Thomson Reuters and the Georgetown Law Center for the Study of the Legal profession have released an insightful report, "2013 Report on the State of the Legal Market", that examines the basic changes that have been underway for some time that promise to reshape the practice of law.
The report points out that it is not only the effect of the worldwide economic downturn that is responsible for the difficulties in the legal marketplace. But several interrelated changes and trends that have been emerging, that have been accelerated by the effects of the economic crisis.
Some of the key factors the report identifies include :
Emerging technologies and new workflows that simplify tasks and allow a more competitive playing field and the entry of new non-traditional actors into the market.
A commoditization of legal services that enable a division of legal services into tasks that can be accomplished routinely for less cost, either within the firm of by new non-traditional providers. Corporate client are also dis-aggregating matters. Parcelling out parts of matters to different firms which can provide the most cost effectiveness.
A fundamental change in the power of clients to bargain with their hired law firms. Because of the economic environment, clients are no longer willing to accept rising fees for legal work that they had little influence over. Clients want and now get alternative fee arrangement, input into legal strategies and continuing accountability for work being done.
There has been an overcapacity of new lawyers even before the economic downturn. Prior to 2008, "productivity growth in the legal market was essentially flat". The declining economy has exacerbated this overcapacity with firms laying off staff and associates and even partners to reduce costs. The report relates that legal consultant, Bruce MacEwen, states that"for the next ten years it is likely that American law schools will be graduating over twice as many new lawyers as will be needed to fill the jobs available".
Law firms will need to be even more competitive to survive. Internal use of business re-engineering methods and project management will be needed, to achieve the efficiencies and prices demanded by clients. Firm will also need to play to their own strengths to differentiate themselves among competitors.
In the area of the globalization of legal services, big firms have actually been very actively moving into international markets. The report says that "2012 was a banner year for global expansion of U.S. and international law firms." This appears to be the one area where firms are showing strategic judgement.
The report does not have high expections that current management in U.S. law firms takes these changes and their implications for the legal profession, seriously. They cite a"2012 law Firms in Transition Survey" by Altman Weil, that while 90% of managing partners recognized these trend as permanent. Many partners at firms "...have shown only a low level of seriousness about changing.
The report opened with reference to what Hernando Cortez told his soldiers to do, to insure that they would not be able to go back on confronting the indigenous population - "burn the ships". In other words, removing the safety net and fundamentally changing your options, may be required to deal with a new reality.

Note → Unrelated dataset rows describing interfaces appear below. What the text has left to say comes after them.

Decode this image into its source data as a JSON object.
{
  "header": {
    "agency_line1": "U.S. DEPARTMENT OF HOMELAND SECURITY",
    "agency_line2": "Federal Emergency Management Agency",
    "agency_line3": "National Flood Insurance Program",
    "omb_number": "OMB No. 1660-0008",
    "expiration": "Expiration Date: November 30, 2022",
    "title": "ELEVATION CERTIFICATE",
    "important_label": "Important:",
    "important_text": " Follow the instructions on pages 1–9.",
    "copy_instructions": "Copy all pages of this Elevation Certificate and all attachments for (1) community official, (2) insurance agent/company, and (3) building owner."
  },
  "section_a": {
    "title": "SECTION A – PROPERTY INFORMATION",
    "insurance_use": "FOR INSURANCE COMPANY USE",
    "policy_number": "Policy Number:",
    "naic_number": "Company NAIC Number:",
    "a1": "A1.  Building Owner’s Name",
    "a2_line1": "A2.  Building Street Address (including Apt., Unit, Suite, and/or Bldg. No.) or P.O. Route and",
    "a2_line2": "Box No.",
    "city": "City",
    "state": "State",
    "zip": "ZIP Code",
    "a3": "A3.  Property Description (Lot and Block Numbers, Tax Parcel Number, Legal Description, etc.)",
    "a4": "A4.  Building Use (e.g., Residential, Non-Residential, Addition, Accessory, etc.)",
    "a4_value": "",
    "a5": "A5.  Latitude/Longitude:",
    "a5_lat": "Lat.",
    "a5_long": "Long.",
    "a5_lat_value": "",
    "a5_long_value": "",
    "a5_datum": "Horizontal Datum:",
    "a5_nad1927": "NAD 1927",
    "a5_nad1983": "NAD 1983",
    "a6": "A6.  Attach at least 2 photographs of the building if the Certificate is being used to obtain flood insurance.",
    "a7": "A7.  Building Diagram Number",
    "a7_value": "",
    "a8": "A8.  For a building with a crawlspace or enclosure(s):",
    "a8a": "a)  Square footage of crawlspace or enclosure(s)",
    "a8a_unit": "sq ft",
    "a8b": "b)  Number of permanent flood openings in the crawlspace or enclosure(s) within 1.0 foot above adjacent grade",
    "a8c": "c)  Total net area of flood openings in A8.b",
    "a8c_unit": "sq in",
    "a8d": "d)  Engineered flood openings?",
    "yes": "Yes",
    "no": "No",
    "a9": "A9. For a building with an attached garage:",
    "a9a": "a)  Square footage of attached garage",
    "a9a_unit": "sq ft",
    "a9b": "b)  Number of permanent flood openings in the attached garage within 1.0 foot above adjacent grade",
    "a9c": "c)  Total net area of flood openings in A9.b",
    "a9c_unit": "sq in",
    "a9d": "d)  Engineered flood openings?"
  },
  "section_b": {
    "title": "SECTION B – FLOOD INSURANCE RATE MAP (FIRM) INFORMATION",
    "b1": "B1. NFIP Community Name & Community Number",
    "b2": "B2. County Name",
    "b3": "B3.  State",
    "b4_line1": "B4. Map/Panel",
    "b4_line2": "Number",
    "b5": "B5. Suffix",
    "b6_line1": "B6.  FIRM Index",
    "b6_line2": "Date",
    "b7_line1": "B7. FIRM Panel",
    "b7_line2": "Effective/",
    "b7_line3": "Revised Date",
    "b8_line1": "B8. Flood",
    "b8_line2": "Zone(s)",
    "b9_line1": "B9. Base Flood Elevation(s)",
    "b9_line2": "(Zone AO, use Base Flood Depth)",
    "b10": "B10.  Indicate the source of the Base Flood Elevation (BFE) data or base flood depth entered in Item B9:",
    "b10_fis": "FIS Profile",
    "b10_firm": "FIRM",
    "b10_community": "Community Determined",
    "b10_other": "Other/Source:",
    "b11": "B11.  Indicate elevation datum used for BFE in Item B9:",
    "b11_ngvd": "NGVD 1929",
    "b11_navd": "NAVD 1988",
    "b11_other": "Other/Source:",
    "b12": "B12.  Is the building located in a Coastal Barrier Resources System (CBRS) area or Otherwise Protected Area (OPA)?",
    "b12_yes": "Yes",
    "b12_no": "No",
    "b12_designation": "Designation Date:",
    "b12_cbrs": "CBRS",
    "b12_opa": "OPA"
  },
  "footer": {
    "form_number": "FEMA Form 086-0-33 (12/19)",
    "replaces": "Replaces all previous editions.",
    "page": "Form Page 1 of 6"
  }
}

It still appears that many in the legal profession are still just bailing water with no vision to fundamentally re-structure what they are doing on their "ships".